But as Krugman Truth Squad member Matthew Hoy pointed out on, the true and far greater value of the deficit will only become obvious in 15 years when present payroll-tax revenues will not be enough to meet present benefit payments. Then, “When the government actually has to start redeeming those bonds in the ‘lockbox,’” Hoy wrote, “that money has to come from somewhere. Unfortunately for the American people, that somewhere is the general fund, which pays for interstate highways, the military, and various pork programs . . . ”

This is true because the bonds in the trust fund are nothing but promises from one unit of government to pay another unit of government. To count these bonds, or the interest on them, as an “asset” of the programs would be the precise equivalent of writing a check to yourself and depositing it in your own checking account. It’s a worthless exercise.

Now let’s turn to the study’s claims about the tax revenues that would be lost under the Bush tax cuts. As Krugman Truth Squad member David Hogberg pointed out on Cornfield Commentary, the study estimates revenue losses just like the Congressional Budget Office — unrealistically and with bias. Hogberg wrote,
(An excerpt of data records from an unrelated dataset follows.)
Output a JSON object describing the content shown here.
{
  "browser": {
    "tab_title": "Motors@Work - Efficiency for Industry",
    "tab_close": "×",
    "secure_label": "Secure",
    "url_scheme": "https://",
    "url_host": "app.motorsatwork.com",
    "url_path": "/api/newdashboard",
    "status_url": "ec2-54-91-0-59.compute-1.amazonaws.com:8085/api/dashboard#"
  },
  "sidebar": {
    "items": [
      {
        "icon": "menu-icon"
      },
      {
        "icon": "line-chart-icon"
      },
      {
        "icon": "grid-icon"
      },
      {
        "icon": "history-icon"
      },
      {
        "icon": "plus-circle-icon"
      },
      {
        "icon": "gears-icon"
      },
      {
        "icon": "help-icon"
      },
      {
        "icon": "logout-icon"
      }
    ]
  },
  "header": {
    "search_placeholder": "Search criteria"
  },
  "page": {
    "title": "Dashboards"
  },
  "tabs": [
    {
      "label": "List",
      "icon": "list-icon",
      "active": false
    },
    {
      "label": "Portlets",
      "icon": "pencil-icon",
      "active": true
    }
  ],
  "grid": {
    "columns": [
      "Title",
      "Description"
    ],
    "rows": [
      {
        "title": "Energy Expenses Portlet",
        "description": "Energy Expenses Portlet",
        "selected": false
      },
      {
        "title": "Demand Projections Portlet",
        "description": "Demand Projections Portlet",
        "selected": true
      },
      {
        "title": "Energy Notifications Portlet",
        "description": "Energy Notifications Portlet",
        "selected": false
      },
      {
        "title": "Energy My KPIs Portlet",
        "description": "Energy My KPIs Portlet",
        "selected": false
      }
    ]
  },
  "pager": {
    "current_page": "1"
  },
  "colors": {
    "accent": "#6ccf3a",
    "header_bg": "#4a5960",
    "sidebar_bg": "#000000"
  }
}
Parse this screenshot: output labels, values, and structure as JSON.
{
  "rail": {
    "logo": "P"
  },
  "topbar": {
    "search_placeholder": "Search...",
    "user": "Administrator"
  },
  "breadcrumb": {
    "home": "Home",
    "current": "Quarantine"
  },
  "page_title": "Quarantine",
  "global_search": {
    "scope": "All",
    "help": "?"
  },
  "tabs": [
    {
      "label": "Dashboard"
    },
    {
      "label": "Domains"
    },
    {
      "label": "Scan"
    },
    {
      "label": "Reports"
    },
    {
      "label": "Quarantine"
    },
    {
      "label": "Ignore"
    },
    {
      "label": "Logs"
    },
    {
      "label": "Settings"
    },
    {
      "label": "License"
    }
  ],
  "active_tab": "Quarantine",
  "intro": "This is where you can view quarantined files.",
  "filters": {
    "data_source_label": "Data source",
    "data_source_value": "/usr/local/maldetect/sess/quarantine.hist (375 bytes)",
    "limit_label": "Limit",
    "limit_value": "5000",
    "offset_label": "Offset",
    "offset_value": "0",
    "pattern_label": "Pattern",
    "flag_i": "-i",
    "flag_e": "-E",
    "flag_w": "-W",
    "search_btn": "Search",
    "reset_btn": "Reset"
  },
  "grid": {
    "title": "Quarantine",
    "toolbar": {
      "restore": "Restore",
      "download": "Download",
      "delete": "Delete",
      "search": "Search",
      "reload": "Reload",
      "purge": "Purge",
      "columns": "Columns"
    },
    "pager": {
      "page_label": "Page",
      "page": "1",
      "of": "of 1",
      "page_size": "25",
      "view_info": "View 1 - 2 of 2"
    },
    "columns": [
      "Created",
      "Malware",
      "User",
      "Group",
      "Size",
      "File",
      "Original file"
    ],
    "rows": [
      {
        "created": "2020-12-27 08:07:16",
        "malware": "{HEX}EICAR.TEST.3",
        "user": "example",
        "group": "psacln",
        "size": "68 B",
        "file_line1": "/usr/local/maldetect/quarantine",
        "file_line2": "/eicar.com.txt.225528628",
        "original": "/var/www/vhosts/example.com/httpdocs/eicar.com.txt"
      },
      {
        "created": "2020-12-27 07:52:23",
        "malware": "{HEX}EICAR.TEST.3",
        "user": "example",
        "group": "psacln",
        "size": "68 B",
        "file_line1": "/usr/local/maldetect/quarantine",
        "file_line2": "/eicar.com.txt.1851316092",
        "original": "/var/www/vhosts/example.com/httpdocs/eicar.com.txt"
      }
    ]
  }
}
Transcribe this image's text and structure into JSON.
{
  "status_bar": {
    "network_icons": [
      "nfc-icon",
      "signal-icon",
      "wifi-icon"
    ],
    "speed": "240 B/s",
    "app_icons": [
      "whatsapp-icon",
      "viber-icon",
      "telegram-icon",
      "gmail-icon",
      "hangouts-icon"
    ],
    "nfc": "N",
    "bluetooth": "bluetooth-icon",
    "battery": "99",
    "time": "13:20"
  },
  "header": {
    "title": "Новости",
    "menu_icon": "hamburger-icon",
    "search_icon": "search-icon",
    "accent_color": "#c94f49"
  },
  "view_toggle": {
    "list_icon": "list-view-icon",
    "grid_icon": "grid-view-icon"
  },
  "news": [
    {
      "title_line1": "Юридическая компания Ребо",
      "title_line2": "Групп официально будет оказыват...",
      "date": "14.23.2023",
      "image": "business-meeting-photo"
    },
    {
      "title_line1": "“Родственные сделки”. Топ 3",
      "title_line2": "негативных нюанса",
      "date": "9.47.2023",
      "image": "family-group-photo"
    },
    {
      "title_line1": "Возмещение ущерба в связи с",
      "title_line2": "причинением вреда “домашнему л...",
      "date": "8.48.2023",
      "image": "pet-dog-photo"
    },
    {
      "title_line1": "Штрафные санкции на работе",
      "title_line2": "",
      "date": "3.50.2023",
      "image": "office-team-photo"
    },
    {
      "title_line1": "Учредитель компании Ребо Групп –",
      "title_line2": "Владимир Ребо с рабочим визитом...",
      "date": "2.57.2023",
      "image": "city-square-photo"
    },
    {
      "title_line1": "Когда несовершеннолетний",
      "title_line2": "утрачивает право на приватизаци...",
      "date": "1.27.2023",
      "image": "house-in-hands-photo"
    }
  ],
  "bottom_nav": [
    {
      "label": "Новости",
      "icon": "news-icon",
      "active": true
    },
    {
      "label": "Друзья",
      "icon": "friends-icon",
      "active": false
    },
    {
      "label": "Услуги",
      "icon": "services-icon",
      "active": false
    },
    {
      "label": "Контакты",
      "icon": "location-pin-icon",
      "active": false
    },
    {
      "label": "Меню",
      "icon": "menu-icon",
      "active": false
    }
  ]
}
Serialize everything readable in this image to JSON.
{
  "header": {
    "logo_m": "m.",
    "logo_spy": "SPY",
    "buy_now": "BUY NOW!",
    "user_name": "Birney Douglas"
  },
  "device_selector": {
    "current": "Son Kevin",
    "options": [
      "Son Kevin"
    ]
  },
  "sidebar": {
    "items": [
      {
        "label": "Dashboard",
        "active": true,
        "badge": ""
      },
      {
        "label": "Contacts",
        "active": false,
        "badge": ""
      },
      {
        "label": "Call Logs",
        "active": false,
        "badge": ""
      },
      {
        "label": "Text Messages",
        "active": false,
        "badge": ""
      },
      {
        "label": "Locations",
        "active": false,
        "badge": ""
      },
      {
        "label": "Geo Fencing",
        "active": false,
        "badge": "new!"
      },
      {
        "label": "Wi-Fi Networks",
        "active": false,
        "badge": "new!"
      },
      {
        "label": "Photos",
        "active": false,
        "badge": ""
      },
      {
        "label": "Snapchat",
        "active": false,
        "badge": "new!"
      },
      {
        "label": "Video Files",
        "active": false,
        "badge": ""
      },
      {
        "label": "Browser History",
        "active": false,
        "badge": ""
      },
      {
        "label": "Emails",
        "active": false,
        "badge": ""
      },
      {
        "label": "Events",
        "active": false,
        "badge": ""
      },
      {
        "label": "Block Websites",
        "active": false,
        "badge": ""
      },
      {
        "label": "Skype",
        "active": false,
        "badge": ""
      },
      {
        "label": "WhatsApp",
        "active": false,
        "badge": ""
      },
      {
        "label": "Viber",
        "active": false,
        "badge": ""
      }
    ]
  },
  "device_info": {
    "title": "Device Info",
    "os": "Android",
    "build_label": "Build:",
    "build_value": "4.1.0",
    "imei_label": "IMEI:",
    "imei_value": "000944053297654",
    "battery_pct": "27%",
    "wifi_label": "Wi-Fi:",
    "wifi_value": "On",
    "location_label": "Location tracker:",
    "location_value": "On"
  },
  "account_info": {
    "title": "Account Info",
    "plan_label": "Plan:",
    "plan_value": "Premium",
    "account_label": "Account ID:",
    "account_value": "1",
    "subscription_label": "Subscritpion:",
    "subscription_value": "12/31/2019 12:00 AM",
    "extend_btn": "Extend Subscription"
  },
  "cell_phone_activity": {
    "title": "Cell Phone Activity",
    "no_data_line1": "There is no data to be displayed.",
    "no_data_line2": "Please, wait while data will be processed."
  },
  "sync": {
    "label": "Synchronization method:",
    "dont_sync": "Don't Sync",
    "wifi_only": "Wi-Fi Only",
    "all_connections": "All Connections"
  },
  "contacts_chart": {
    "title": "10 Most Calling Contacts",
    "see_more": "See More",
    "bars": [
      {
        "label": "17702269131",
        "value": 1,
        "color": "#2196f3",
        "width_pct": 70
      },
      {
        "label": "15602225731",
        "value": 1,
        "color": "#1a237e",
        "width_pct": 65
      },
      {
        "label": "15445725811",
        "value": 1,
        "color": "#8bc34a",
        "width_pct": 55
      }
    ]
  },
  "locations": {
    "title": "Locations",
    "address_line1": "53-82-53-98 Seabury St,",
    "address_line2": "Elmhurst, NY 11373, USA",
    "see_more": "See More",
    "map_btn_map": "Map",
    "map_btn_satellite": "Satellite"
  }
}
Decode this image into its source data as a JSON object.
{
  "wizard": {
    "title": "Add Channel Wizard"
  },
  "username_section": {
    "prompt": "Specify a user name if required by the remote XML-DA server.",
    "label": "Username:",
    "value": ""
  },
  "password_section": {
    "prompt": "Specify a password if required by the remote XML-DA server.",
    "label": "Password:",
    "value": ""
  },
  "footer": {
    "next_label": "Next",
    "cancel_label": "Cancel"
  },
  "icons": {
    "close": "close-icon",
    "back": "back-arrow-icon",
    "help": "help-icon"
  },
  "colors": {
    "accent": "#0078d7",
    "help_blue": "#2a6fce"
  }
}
. . . agencies like the CBO rely on the largely discredited method of “static analysis,” which assumes that tax cuts have no effect on economic behavior. It assumes that if the government cuts taxes by $1 million, it will cost the government exactly $1million.

The problem with static scoring is that people react to incentives. If they get to keep more of their income from activities like working and investing, then they will engage in more of those activities.

An increase in economic activity would at least partially offset any revenue loss. Failure to consider this element is especially important when measuring the revenue loss from the elimination of double taxation on dividend income — a centerpiece of Bush’s current tax-cut proposal. By creating marginal after-tax incentives for capital investment, labor is rendered more productive and wages subject to income tax should be expected to rise. So, dividend tax revenues may fall, but income-tax revenues may well more than compensate.

You don’t need to be a die-hard supply-sider to see this point; you don’t have to believe that tax cuts always and completely “pay for themselves” in economic growth. But the study takes an equally extreme opposite position — that government can raise and lower taxes at will, and that workers and investors will never alter their behavior in response.

The study both understates the deficits in Social Security and Medicare and overstates the revenue losses from the Bush tax cuts. But when Krugman suggests that the lost revenue ought to be used to “top up” Social Security, he introduces one of the biggest lies of all when it comes to Social Security.

Krugman completely overlooks the fact that Social Security right now — at its current level of tax inputs and benefit outputs — already dictates a near-zero annual rate of return for the millions of younger workers now entering the system. If a Wall Street firm was marketing an investment this bad, making the kinds of claims that the Social Security system makes to describe how wonderful it is, Eliot Spitzer would be all over them.

When Krugman suggests “topping up,” he really means throwing more tax dollars at Social Security. In the end it doesn’t matter whether those tax dollars are obtained by raising the payroll tax or by not implementing the Bush tax cuts. The result will always be the same: More money will get stuffed into the front end of the Social Security pipeline, but the same trickle will still come out the other end. That will take today’s near-zero rate of return and drive it all the way into the negative zone.

For Krugman to cite this study as authoritative is an example of the garbage-in-garbage-out principle as applied to punditry. A third party source comes up with a subjective “conclusion,” the pundit subjectively chooses to cite it, and — presto! — two subjective things are suddenly turned into one seemingly objective thing.

But having one guy write it and another guy cite it doesn’t make it objective. And it certainly doesn’t make it the truth.